Task requirements: The word "group" marks the lines to copy; find all of them in the entries below.

Saved data entries:
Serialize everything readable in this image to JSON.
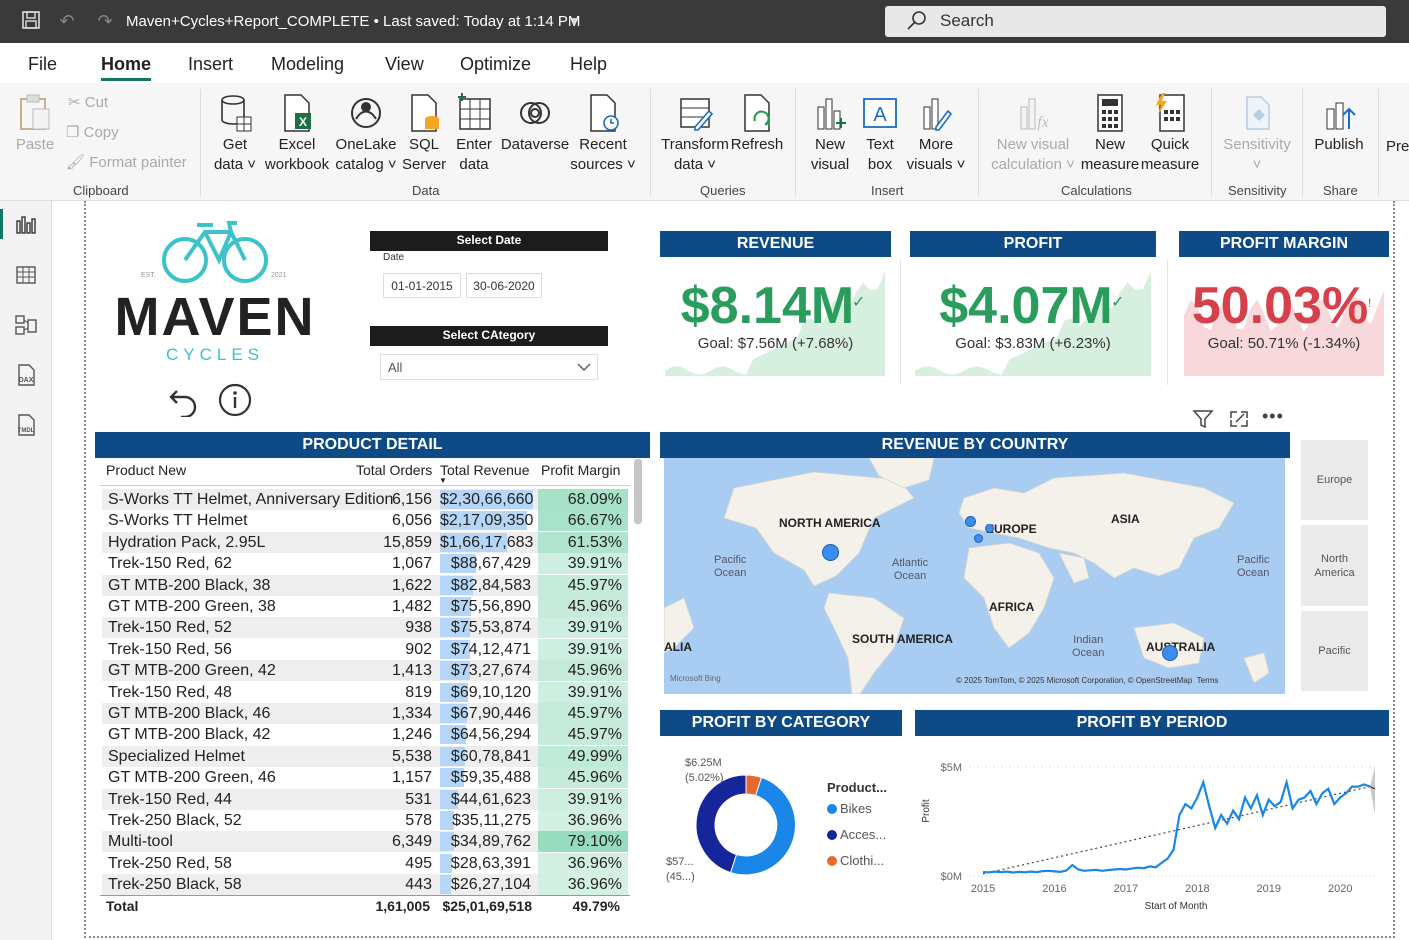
{
  "titlebar": {
    "title": "Maven+Cycles+Report_COMPLETE  •  Last saved: Today at 1:14 PM",
    "search_placeholder": "Search"
  },
  "menu": [
    "File",
    "Home",
    "Insert",
    "Modeling",
    "View",
    "Optimize",
    "Help"
  ],
  "ribbon": {
    "clipboard": {
      "paste": "Paste",
      "cut": "Cut",
      "copy": "Copy",
      "format_painter": "Format painter",
      "group": "Clipboard"
    },
    "data": {
      "get_data": [
        "Get",
        "data ˅"
      ],
      "excel": [
        "Excel",
        "workbook"
      ],
      "onelake": [
        "OneLake",
        "catalog ˅"
      ],
      "sql": [
        "SQL",
        "Server"
      ],
      "enter": [
        "Enter",
        "data"
      ],
      "dataverse": [
        "Dataverse",
        ""
      ],
      "recent": [
        "Recent",
        "sources ˅"
      ],
      "group": "Data"
    },
    "queries": {
      "transform": [
        "Transform",
        "data ˅"
      ],
      "refresh": [
        "Refresh",
        ""
      ],
      "group": "Queries"
    },
    "insert": {
      "new_visual": [
        "New",
        "visual"
      ],
      "text_box": [
        "Text",
        "box"
      ],
      "more_visuals": [
        "More",
        "visuals ˅"
      ],
      "group": "Insert"
    },
    "calculations": {
      "new_visual_calc": [
        "New visual",
        "calculation ˅"
      ],
      "new_measure": [
        "New",
        "measure"
      ],
      "quick_measure": [
        "Quick",
        "measure"
      ],
      "group": "Calculations"
    },
    "sensitivity": {
      "label": [
        "Sensitivity",
        "˅"
      ],
      "group": "Sensitivity"
    },
    "share": {
      "publish": [
        "Publish",
        ""
      ],
      "group": "Share"
    },
    "overflow": "Pre"
  },
  "logo": {
    "brand": "MAVEN",
    "sub": "CYCLES",
    "est": "EST.",
    "year": "2021"
  },
  "date_slicer": {
    "header": "Select Date",
    "label": "Date",
    "from": "01-01-2015",
    "to": "30-06-2020"
  },
  "category_slicer": {
    "header": "Select CAtegory",
    "value": "All"
  },
  "kpis": [
    {
      "title": "REVENUE",
      "value": "$8.14M",
      "goal": "Goal: $7.56M (+7.68%)",
      "status": "good",
      "color": "#2a9d5c"
    },
    {
      "title": "PROFIT",
      "value": "$4.07M",
      "goal": "Goal: $3.83M (+6.23%)",
      "status": "good",
      "color": "#2a9d5c"
    },
    {
      "title": "PROFIT MARGIN",
      "value": "50.03%",
      "goal": "Goal: 50.71% (-1.34%)",
      "status": "bad",
      "color": "#d6404b"
    }
  ],
  "product_detail": {
    "title": "PRODUCT DETAIL",
    "columns": [
      "Product New",
      "Total Orders",
      "Total Revenue",
      "Profit Margin"
    ],
    "rows": [
      {
        "name": "S-Works TT Helmet, Anniversary Edition",
        "orders": "6,156",
        "revenue": "$2,30,66,660",
        "rev_frac": 1.0,
        "margin": "68.09%",
        "m": 68.09
      },
      {
        "name": "S-Works TT Helmet",
        "orders": "6,056",
        "revenue": "$2,17,09,350",
        "rev_frac": 0.94,
        "margin": "66.67%",
        "m": 66.67
      },
      {
        "name": "Hydration Pack, 2.95L",
        "orders": "15,859",
        "revenue": "$1,66,17,683",
        "rev_frac": 0.72,
        "margin": "61.53%",
        "m": 61.53
      },
      {
        "name": "Trek-150 Red, 62",
        "orders": "1,067",
        "revenue": "$88,67,429",
        "rev_frac": 0.384,
        "margin": "39.91%",
        "m": 39.91
      },
      {
        "name": "GT MTB-200 Black, 38",
        "orders": "1,622",
        "revenue": "$82,84,583",
        "rev_frac": 0.359,
        "margin": "45.97%",
        "m": 45.97
      },
      {
        "name": "GT MTB-200 Green, 38",
        "orders": "1,482",
        "revenue": "$75,56,890",
        "rev_frac": 0.328,
        "margin": "45.96%",
        "m": 45.96
      },
      {
        "name": "Trek-150 Red, 52",
        "orders": "938",
        "revenue": "$75,53,874",
        "rev_frac": 0.327,
        "margin": "39.91%",
        "m": 39.91
      },
      {
        "name": "Trek-150 Red, 56",
        "orders": "902",
        "revenue": "$74,12,471",
        "rev_frac": 0.321,
        "margin": "39.91%",
        "m": 39.91
      },
      {
        "name": "GT MTB-200 Green, 42",
        "orders": "1,413",
        "revenue": "$73,27,674",
        "rev_frac": 0.318,
        "margin": "45.96%",
        "m": 45.96
      },
      {
        "name": "Trek-150 Red, 48",
        "orders": "819",
        "revenue": "$69,10,120",
        "rev_frac": 0.3,
        "margin": "39.91%",
        "m": 39.91
      },
      {
        "name": "GT MTB-200 Black, 46",
        "orders": "1,334",
        "revenue": "$67,90,446",
        "rev_frac": 0.294,
        "margin": "45.97%",
        "m": 45.97
      },
      {
        "name": "GT MTB-200 Black, 42",
        "orders": "1,246",
        "revenue": "$64,56,294",
        "rev_frac": 0.28,
        "margin": "45.97%",
        "m": 45.97
      },
      {
        "name": "Specialized Helmet",
        "orders": "5,538",
        "revenue": "$60,78,841",
        "rev_frac": 0.264,
        "margin": "49.99%",
        "m": 49.99
      },
      {
        "name": "GT MTB-200 Green, 46",
        "orders": "1,157",
        "revenue": "$59,35,488",
        "rev_frac": 0.257,
        "margin": "45.96%",
        "m": 45.96
      },
      {
        "name": "Trek-150 Red, 44",
        "orders": "531",
        "revenue": "$44,61,623",
        "rev_frac": 0.193,
        "margin": "39.91%",
        "m": 39.91
      },
      {
        "name": "Trek-250 Black, 52",
        "orders": "578",
        "revenue": "$35,11,275",
        "rev_frac": 0.152,
        "margin": "36.96%",
        "m": 36.96
      },
      {
        "name": "Multi-tool",
        "orders": "6,349",
        "revenue": "$34,89,762",
        "rev_frac": 0.151,
        "margin": "79.10%",
        "m": 79.1
      },
      {
        "name": "Trek-250 Red, 58",
        "orders": "495",
        "revenue": "$28,63,391",
        "rev_frac": 0.124,
        "margin": "36.96%",
        "m": 36.96
      },
      {
        "name": "Trek-250 Black, 58",
        "orders": "443",
        "revenue": "$26,27,104",
        "rev_frac": 0.114,
        "margin": "36.96%",
        "m": 36.96
      }
    ],
    "total": {
      "label": "Total",
      "orders": "1,61,005",
      "revenue": "$25,01,69,518",
      "margin": "49.79%"
    }
  },
  "revenue_by_country": {
    "title": "REVENUE BY COUNTRY",
    "continents": [
      "NORTH AMERICA",
      "EUROPE",
      "ASIA",
      "AFRICA",
      "SOUTH AMERICA",
      "AUSTRALIA",
      "ALIA"
    ],
    "oceans": [
      "Pacific\nOcean",
      "Atlantic\nOcean",
      "Pacific\nOcean",
      "Indian\nOcean"
    ],
    "attribution": "© 2025 TomTom, © 2025 Microsoft Corporation, © OpenStreetMap  Terms",
    "bing": "Microsoft Bing",
    "region_tiles": [
      "Europe",
      "North\nAmerica",
      "Pacific"
    ]
  },
  "profit_by_category": {
    "title": "PROFIT BY CATEGORY",
    "legend_title": "Product...",
    "legend": [
      {
        "name": "Bikes",
        "color": "#1a86e8"
      },
      {
        "name": "Acces...",
        "color": "#14269a"
      },
      {
        "name": "Clothi...",
        "color": "#e8692d"
      }
    ],
    "label_top": "$6.25M\n(5.02%)",
    "label_bottom": "$57...\n(45...)"
  },
  "profit_by_period": {
    "title": "PROFIT BY PERIOD",
    "ylabel": "Profit",
    "xlabel": "Start of Month",
    "y_ticks": [
      "$5M",
      "$0M"
    ],
    "x_ticks": [
      "2015",
      "2016",
      "2017",
      "2018",
      "2019",
      "2020"
    ]
  },
  "chart_data": [
    {
      "type": "pie",
      "title": "PROFIT BY CATEGORY",
      "categories": [
        "Bikes",
        "Accessories",
        "Clothing"
      ],
      "values": [
        49.98,
        45.0,
        5.02
      ],
      "unit": "percent"
    },
    {
      "type": "line",
      "title": "PROFIT BY PERIOD",
      "xlabel": "Start of Month",
      "ylabel": "Profit",
      "ylim": [
        0,
        5
      ],
      "x_range": [
        "2015-01",
        "2020-06"
      ],
      "series": [
        {
          "values_musd": [
            0.18,
            0.17,
            0.2,
            0.18,
            0.2,
            0.16,
            0.19,
            0.17,
            0.2,
            0.18,
            0.22,
            0.24,
            0.21,
            0.19,
            0.25,
            0.5,
            0.3,
            0.24,
            0.26,
            0.28,
            0.24,
            0.27,
            0.3,
            0.32,
            0.3,
            0.34,
            0.38,
            0.36,
            0.44,
            0.4,
            0.6,
            0.8,
            1.2,
            2.8,
            3.3,
            3.1,
            3.6,
            4.3,
            3.2,
            2.2,
            2.8,
            2.4,
            3.0,
            2.6,
            3.6,
            3.1,
            3.7,
            2.8,
            3.5,
            3.2,
            3.4,
            4.3,
            3.1,
            3.5,
            3.6,
            3.9,
            3.3,
            3.8,
            4.0,
            3.3,
            3.6,
            3.8,
            4.1,
            4.1,
            4.2,
            4.1
          ]
        }
      ]
    }
  ]
}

Solution:
      "group": "Clipboard"
      "group": "Data"
      "group": "Queries"
      "group": "Insert"
      "group": "Calculations"
      "group": "Sensitivity"
      "group": "Share"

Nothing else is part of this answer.